UK census 'a historical treasure trove', MPs told
The census is an important historical record which helps chart change in British life, but has less value as a policy-making tool, MPs have been told.
Population expert Prof Heather Joshi told the Commons science committee it was "a treasure trove of evidence about the social fabric of Britain".
But statistician Prof Les Mayhew said the census was not up-to-date enough to be used to manage resources properly.
The census is carried out every 10 years, most recently this year.
There have been censuses in the UK since 1801 and the information recorded has increased over time.
The 2011 form included questions on jobs, education and ethnic background, as well as on the precise make-up of every household.
The project this year was expected to cost £482m - more than double that of the last census - and critics have suggested that bill is too high and the information obtained of limited use.
Prof Mayhew, of City University in London, told the committee: "We think you could count the population every year for about a tenth of the cost of the census."
He said he and a team had recently carried out a study of the six Olympic boroughs in east London and got very detailed results in just two months.
"There are changes of up to 20% per year in population so if you're measuring something that's 10 years old - and you can actually be using data that's 12 years old with the census because it takes a couple of years to publish - you could be way out," he told the MPs.
"You could be misdirecting resources... for the management of local resources, localism, unmet need, creation of health and wellbeing boards, much better data - population intelligence - is essential."
Prof Mayhew said much of the data gathered by the census was already available in other administrative sources.
Where there were gaps, for example, the census question on religious beliefs, he said small targeted surveys could be used to supplement.
He added that without the census there would be "a huge period of innovation within the research community" as they looked for new methods of data collection.
But Prof Joshi, president of the Society for Lifecourse and Longitudinal Studies, said the end of the census would prompt much dismay among historians.
"The census tells you who's living with whom... it tells you about unusual combinations of people living together, like husbands and wives who are more than 20 years apart... it is something that's interesting from a research point of view and also a policy point of view," she said.
She acknowledged that for up-to-the minute understanding of specific areas it was not the ideal tool, but said: "For understanding less local issues like trends in the labour force, or trends in the family, or projecting what the birth rate will be, the census is a complete treasure trove of evidence about the social fabric on which lots of other data sources build.
"It has laid down this fantastic document of how Britain has changed over more than a century - to know where you are in the picture of long term change should be important to policy makers as well as social scientists."
Prof Joshi was backed up by Prof David Blane, deputy director of the Economic and Social Research Council's International Centre for Lifecourse Studies.
Without the census, he said, the Office for National Statistics' longitudinal study, which allows researchers to follow specific individuals over the course of decades, would cease to exist.

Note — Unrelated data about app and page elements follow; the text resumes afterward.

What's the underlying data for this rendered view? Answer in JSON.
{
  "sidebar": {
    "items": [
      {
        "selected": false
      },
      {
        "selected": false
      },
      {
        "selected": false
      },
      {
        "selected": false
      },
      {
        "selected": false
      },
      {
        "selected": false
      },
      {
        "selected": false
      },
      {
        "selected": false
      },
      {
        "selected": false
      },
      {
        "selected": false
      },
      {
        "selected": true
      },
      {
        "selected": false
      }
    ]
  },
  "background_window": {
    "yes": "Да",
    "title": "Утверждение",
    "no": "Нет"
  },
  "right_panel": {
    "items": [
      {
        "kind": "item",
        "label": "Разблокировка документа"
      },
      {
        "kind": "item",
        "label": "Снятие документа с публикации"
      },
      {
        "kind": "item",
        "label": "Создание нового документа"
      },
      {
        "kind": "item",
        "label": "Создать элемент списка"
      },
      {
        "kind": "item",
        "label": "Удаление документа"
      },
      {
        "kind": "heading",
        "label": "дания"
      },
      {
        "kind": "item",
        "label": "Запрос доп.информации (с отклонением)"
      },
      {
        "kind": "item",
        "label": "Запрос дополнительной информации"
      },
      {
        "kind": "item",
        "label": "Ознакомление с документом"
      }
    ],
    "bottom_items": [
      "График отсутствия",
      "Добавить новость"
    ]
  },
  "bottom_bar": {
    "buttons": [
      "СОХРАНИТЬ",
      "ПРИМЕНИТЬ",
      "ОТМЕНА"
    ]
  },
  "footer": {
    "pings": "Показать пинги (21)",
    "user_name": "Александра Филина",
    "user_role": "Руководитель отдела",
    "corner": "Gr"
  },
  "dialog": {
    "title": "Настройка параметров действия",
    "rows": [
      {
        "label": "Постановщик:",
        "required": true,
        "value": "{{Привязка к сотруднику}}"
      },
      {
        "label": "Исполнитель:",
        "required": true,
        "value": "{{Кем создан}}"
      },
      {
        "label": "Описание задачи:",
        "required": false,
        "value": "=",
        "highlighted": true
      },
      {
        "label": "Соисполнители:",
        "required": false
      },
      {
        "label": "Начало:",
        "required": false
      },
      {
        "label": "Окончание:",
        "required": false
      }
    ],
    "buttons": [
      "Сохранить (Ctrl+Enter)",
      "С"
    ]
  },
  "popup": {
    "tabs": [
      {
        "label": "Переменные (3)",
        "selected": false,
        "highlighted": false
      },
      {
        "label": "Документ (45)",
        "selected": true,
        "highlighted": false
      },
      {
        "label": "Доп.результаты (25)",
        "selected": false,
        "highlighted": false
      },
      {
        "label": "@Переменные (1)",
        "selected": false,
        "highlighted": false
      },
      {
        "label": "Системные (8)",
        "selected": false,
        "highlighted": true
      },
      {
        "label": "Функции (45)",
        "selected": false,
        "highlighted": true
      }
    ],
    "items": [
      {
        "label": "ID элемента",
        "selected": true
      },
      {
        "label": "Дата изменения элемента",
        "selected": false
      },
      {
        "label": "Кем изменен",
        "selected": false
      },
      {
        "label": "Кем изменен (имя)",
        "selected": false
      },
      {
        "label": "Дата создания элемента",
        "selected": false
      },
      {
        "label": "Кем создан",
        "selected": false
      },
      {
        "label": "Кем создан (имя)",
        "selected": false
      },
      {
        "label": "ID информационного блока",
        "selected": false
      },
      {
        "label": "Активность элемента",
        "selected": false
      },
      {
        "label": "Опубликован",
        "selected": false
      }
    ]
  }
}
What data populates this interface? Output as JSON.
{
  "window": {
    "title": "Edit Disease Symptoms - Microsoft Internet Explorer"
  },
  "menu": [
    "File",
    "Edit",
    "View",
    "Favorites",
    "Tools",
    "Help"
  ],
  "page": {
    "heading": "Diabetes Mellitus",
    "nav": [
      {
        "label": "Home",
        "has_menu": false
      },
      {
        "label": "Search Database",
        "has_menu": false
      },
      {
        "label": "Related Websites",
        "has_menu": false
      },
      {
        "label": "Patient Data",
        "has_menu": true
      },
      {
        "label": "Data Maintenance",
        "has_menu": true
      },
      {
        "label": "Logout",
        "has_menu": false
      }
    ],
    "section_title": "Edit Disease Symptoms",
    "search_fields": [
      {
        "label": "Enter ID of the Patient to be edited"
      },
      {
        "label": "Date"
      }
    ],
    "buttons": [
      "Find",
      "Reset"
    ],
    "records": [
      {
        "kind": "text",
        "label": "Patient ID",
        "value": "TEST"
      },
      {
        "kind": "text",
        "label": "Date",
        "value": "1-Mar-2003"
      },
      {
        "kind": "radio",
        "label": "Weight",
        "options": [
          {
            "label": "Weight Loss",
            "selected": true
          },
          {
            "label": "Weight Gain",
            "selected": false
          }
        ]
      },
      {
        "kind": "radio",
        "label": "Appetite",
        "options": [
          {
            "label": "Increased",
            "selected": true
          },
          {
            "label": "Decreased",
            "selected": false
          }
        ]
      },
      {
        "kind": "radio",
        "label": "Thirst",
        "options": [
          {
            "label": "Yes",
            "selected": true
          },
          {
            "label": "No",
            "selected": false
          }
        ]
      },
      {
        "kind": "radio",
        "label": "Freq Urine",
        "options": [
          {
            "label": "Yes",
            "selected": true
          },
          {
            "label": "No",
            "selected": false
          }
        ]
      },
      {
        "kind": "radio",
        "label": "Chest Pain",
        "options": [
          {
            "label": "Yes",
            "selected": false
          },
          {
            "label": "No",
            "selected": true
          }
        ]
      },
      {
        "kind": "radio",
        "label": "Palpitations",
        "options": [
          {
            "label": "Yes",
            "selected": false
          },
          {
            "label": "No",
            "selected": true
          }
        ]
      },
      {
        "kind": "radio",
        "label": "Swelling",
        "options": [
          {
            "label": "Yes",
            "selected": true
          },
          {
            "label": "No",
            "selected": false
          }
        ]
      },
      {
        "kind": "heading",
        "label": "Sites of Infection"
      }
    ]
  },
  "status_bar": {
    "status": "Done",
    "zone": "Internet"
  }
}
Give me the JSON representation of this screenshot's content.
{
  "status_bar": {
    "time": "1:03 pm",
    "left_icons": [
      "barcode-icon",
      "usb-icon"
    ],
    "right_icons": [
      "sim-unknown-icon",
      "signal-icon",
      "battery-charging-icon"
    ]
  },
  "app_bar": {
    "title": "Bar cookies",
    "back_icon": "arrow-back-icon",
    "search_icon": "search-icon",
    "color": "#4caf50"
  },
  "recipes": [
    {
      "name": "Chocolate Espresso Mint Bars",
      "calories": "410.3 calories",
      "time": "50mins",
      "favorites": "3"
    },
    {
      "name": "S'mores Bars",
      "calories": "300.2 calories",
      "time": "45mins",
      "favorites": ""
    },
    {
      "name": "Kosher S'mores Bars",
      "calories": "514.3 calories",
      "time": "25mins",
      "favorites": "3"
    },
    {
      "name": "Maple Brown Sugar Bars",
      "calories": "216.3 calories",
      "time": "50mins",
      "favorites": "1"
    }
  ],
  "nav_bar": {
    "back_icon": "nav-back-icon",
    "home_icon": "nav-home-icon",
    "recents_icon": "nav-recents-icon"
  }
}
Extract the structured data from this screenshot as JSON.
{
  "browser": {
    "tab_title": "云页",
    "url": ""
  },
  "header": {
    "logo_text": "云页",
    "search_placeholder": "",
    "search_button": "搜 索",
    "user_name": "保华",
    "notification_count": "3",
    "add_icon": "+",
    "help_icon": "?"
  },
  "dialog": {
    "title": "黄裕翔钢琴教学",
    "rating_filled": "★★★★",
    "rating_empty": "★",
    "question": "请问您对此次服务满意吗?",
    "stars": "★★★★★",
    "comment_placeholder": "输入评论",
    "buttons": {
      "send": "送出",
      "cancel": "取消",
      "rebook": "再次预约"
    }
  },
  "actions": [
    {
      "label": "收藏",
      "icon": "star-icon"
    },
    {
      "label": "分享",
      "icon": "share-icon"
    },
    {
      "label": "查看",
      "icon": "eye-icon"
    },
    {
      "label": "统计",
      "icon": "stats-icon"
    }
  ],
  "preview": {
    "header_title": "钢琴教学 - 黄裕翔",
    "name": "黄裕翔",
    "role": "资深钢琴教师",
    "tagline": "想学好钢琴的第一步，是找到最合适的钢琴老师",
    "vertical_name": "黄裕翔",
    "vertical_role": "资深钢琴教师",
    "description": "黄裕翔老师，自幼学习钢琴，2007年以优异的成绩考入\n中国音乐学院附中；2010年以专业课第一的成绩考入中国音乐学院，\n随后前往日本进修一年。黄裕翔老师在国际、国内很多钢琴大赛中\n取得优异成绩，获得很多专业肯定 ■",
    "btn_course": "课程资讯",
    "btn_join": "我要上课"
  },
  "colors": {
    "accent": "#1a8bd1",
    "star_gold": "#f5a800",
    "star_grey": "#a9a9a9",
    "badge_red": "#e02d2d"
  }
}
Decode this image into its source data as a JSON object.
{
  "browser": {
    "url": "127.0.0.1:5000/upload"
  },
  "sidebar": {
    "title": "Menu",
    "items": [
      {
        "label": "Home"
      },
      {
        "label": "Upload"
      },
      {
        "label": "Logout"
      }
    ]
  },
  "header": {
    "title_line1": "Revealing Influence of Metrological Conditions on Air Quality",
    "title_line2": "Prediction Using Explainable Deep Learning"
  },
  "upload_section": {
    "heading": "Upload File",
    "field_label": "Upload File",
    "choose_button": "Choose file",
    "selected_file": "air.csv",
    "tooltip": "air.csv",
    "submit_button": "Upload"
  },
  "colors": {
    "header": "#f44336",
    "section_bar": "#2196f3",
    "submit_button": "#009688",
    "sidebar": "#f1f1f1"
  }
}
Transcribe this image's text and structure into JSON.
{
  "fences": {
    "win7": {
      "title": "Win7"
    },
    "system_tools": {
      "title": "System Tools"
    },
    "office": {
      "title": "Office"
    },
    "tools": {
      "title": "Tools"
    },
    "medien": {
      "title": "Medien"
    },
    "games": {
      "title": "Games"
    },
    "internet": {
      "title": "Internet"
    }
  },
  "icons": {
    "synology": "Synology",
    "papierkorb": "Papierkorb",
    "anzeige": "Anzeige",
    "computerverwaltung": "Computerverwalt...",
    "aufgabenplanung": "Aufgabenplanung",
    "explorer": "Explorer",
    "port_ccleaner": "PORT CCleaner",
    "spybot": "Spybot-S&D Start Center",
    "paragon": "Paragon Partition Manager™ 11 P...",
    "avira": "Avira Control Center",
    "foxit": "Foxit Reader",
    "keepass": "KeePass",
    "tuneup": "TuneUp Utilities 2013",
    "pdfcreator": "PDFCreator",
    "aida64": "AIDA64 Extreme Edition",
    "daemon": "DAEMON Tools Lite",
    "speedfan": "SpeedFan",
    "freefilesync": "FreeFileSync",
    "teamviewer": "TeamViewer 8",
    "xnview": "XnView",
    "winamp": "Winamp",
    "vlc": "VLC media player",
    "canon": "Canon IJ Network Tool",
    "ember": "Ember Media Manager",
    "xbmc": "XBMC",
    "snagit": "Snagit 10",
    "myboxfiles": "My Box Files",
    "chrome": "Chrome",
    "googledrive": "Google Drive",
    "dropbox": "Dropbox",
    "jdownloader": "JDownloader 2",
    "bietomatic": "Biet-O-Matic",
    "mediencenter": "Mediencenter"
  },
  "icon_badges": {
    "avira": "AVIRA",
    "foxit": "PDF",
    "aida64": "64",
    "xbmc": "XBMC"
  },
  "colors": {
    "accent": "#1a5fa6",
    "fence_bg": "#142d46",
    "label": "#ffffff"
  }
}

"It's a unique data set," he said. "It takes Britain from the end of the post-war settlement in 1971, through deindustrialisation in 1981, through the feminisation of the work force in 1991, to globalisation in 2001.
"You can look at these large scale social processes and their impact on individual lives."